Filmmakers Aaron Moorhead and Justin Benson have gained a cult following thanks to their indie approach to the sci-fi genre, but have recently stepped into bigger-budget projects with Synchronic and the upcoming Moon Knight. But it’s nice to see they are still in touch with their roots, as their brainy parody Something in the Dirt shows that they still have it in the indie department.
The film follows two neighbors who begin to experience strange paranormal phenomena in their apartment building, and decide to document it, causing them to spiral down an increasingly bizarre rabbit hole.

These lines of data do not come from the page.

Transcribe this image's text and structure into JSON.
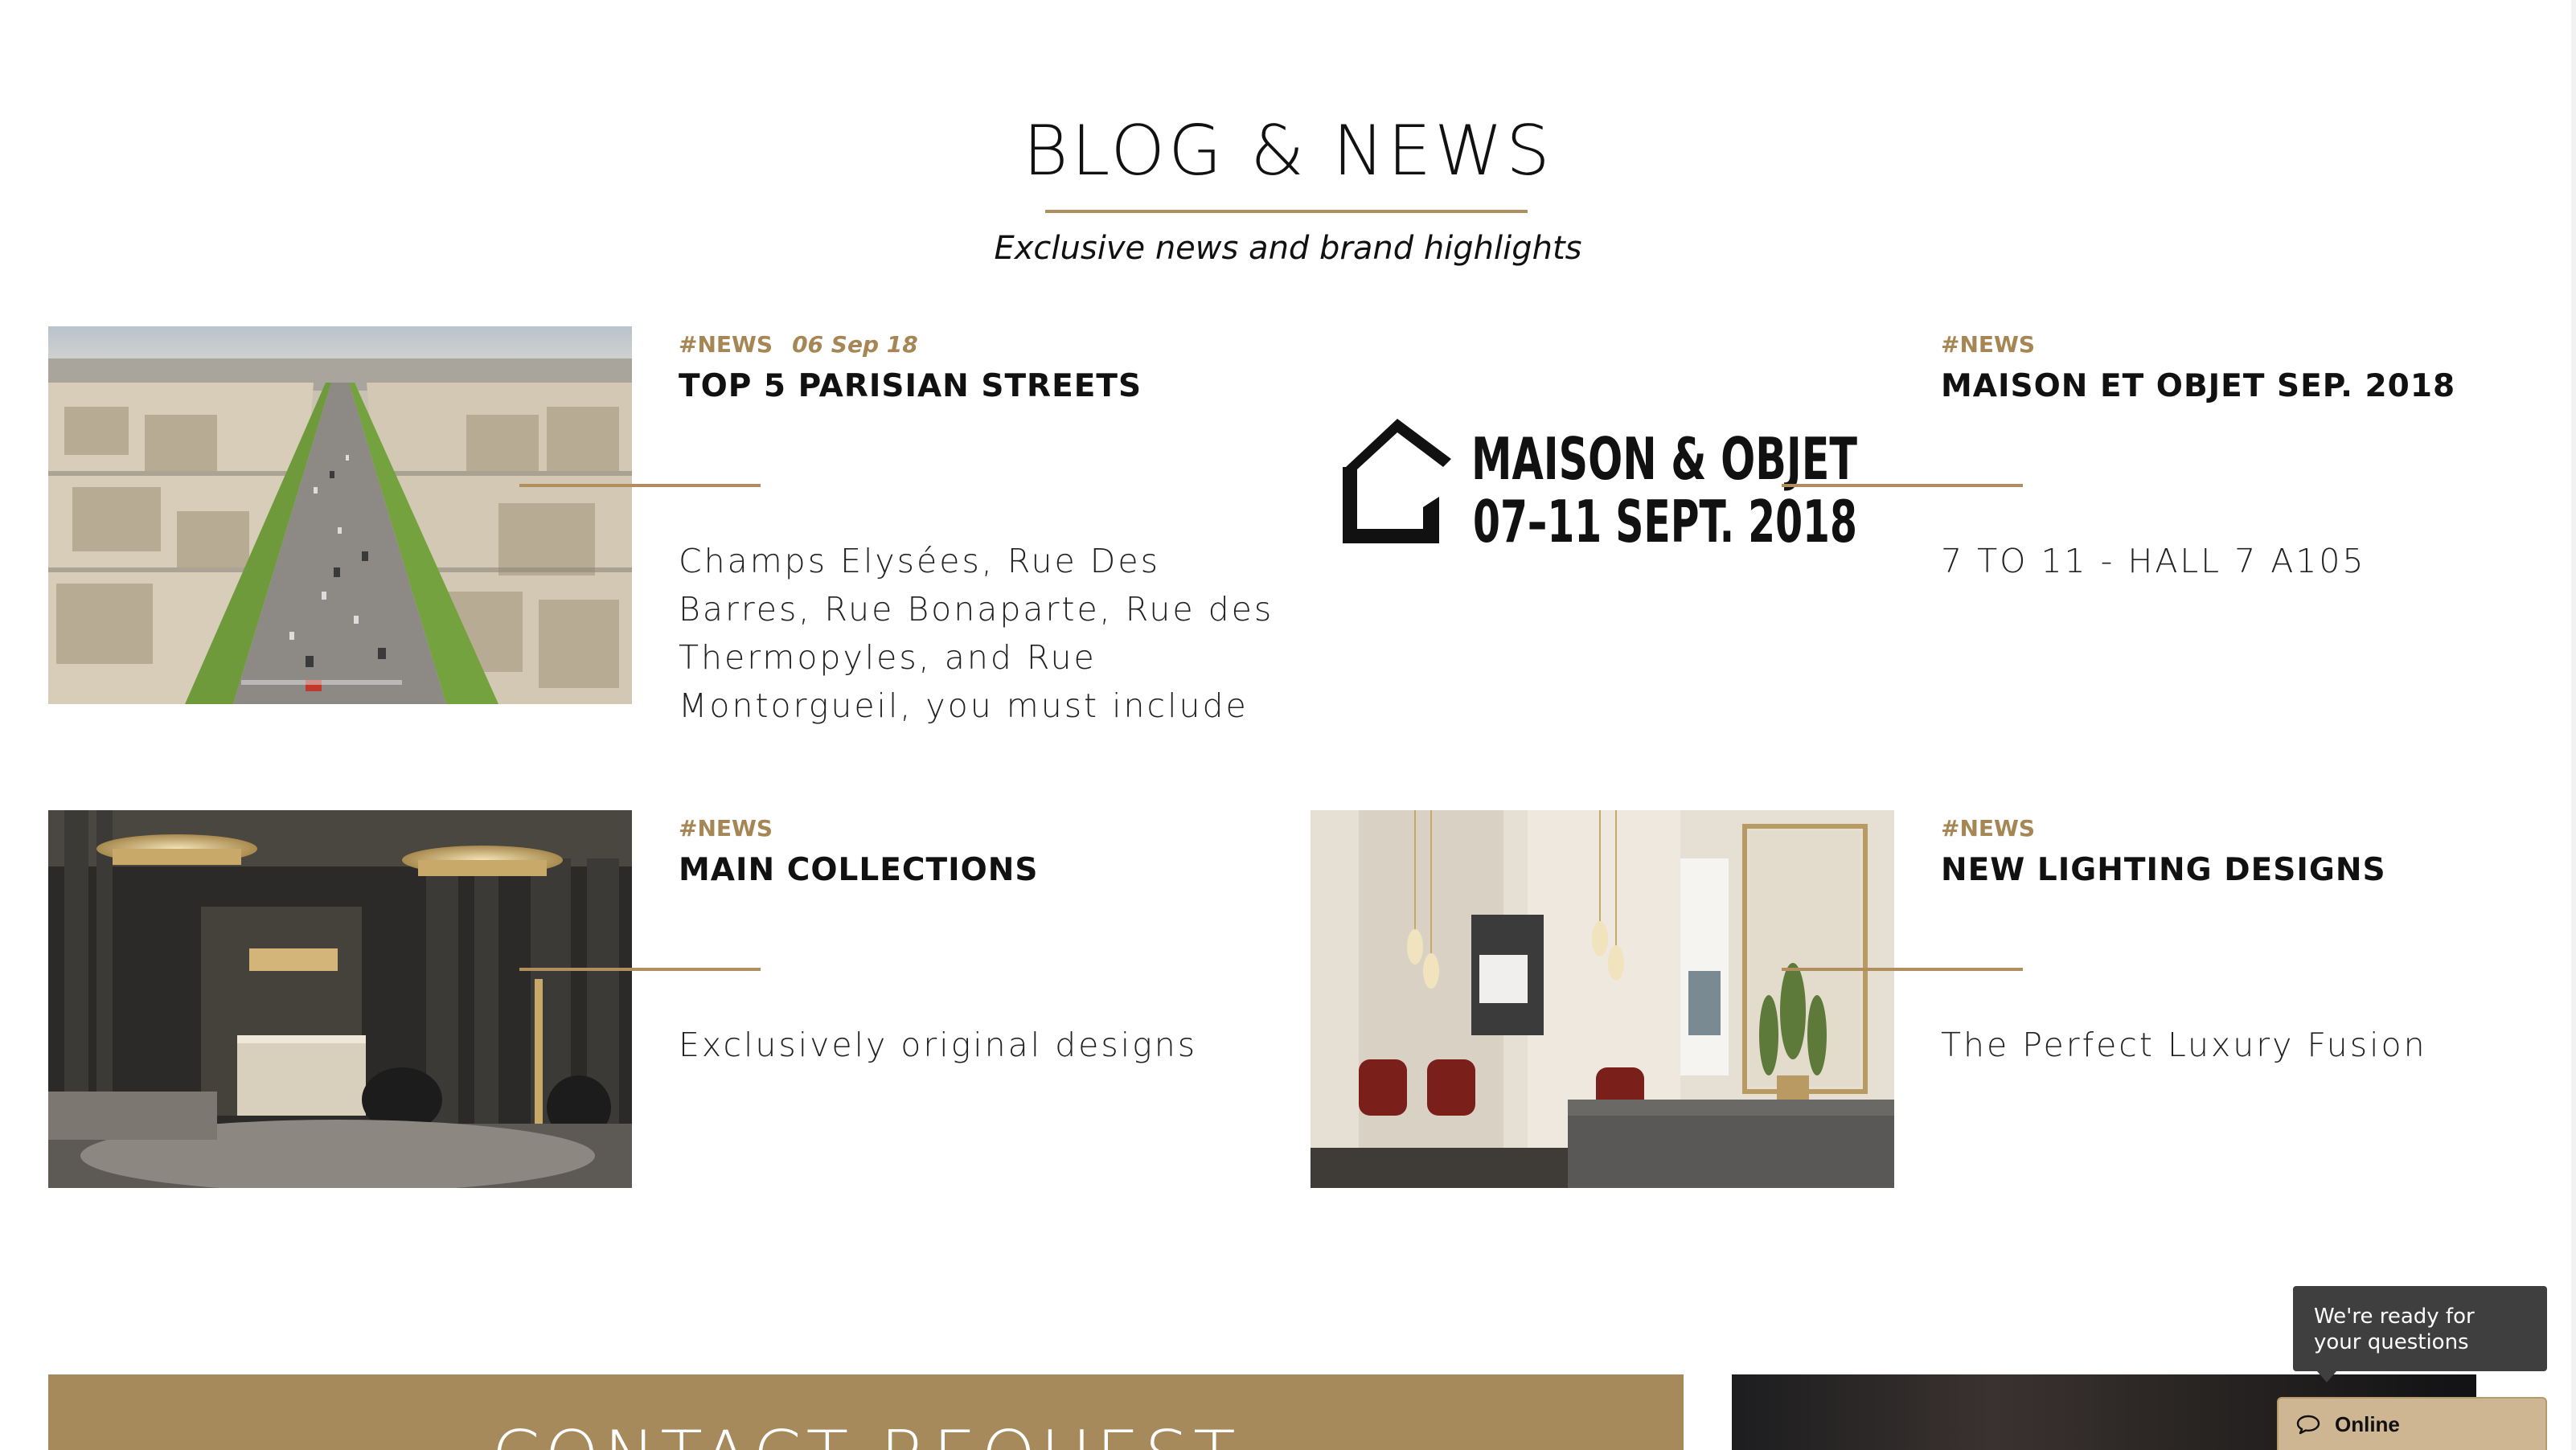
{
  "section": {
    "title": "BLOG & NEWS",
    "subtitle": "Exclusive news and brand highlights"
  },
  "posts": [
    {
      "tag": "#NEWS",
      "date": "06 Sep 18",
      "title": "TOP 5 PARISIAN STREETS",
      "excerpt": "Champs Elysées, Rue Des Barres, Rue Bonaparte, Rue des Thermopyles, and Rue Montorgueil, you must include",
      "image": "paris-avenue-aerial-photo"
    },
    {
      "tag": "#NEWS",
      "title": "MAISON ET OBJET SEP. 2018",
      "excerpt": "7 TO 11 - HALL 7 A105",
      "image": "maison-objet-logo",
      "logo_line1": "MAISON & OBJET",
      "logo_line2": "07–11 SEPT. 2018"
    },
    {
      "tag": "#NEWS",
      "title": "MAIN COLLECTIONS",
      "excerpt": "Exclusively original designs",
      "image": "luxury-lobby-photo"
    },
    {
      "tag": "#NEWS",
      "title": "NEW LIGHTING DESIGNS",
      "excerpt": "The Perfect Luxury Fusion",
      "image": "living-room-lighting-photo"
    }
  ],
  "contact": {
    "title": "CONTACT REQUEST"
  },
  "chat": {
    "bubble_text": "We're ready for your questions",
    "status_label": "Online",
    "icon": "chat-icon"
  },
  "colors": {
    "accent_gold": "#b08e5e",
    "tag_gold": "#a58654",
    "contact_band": "#a68a5c",
    "chat_bubble": "#3f3f3f",
    "chat_status": "#cdb691"
  }
}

In terms of pure ambition, this is definitely one of the more impressive movies to come out of the COVID-19 pandemic.
That said, the film is definitely scatter-brained, jumping from one thing to another multiple times. It’s almost fitting, given the generally disorganized nature of the genre which Moorhead and Benson are parodying, but the particular rhythm and energy that this movie has can be quite disorienting at times. And there’s not really a huge reason for this film to be two hours.
The movie is a lot less mind-bending than the rest of the duo’s work, for better or worse. The film is dedicated to making movies with your friends, and it’s hard not to admire just the level of fun that the team is having here. It may not be the most thematically rich movie, but it’s just a sweet and wholesome outing that it’s hard not to love.

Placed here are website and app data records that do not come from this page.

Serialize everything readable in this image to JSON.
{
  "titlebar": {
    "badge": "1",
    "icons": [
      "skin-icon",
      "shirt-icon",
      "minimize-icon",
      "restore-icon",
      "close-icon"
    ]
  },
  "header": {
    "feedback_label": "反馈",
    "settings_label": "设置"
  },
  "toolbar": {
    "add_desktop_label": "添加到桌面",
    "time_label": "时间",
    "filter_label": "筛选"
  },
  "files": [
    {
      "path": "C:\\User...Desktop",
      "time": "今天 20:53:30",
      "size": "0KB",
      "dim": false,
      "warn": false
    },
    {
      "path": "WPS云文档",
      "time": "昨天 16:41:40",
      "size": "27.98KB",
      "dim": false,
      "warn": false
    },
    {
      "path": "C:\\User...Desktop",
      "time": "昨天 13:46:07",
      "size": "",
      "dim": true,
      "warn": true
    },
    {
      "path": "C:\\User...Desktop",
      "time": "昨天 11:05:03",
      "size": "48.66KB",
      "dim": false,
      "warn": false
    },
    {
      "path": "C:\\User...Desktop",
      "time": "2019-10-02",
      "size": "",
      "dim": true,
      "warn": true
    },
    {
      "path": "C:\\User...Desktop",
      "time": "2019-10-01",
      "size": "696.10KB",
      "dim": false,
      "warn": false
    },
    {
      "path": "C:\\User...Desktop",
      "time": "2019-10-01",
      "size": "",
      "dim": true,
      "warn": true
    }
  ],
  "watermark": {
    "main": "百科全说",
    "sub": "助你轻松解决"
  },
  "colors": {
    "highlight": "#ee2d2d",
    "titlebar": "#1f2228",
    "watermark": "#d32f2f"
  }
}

Moorhead and Benson develop the characters in a very natural way. We grow to love these pals through their friendship with one another, much of their growth being brought about by the other. Even though the characters aren’t the most unconventional, they are compelling and sympathetic nevertheless.
The directorial duo also plays the two main roles, and it is clear that they have an even greater connection to this film than they have had to some of their prior ones. The performance of Benson is especially good, as he takes a character that easily could have been a zany wacko and turned it into something genuinely layered.
What Moorhead and Benson were able to do despite the limited scope of the production is absolutely magnificent. There is some very minimal CGI used in a few scenes in the movie, and it doesn’t look bad. And the way in which they recreate the tropes of that genre of documentary filmmaking is great.
Something in the Dirt is a welcome treat for fans of Moorhead and Benson, as it proves that they are here to stay. Although it may not be the most complex film, it’s so outright lovable that it’s hard not to admire.
Something in the Dirt screened at the 2022 Sundance Film Festival, which ran virtually from January 20-30.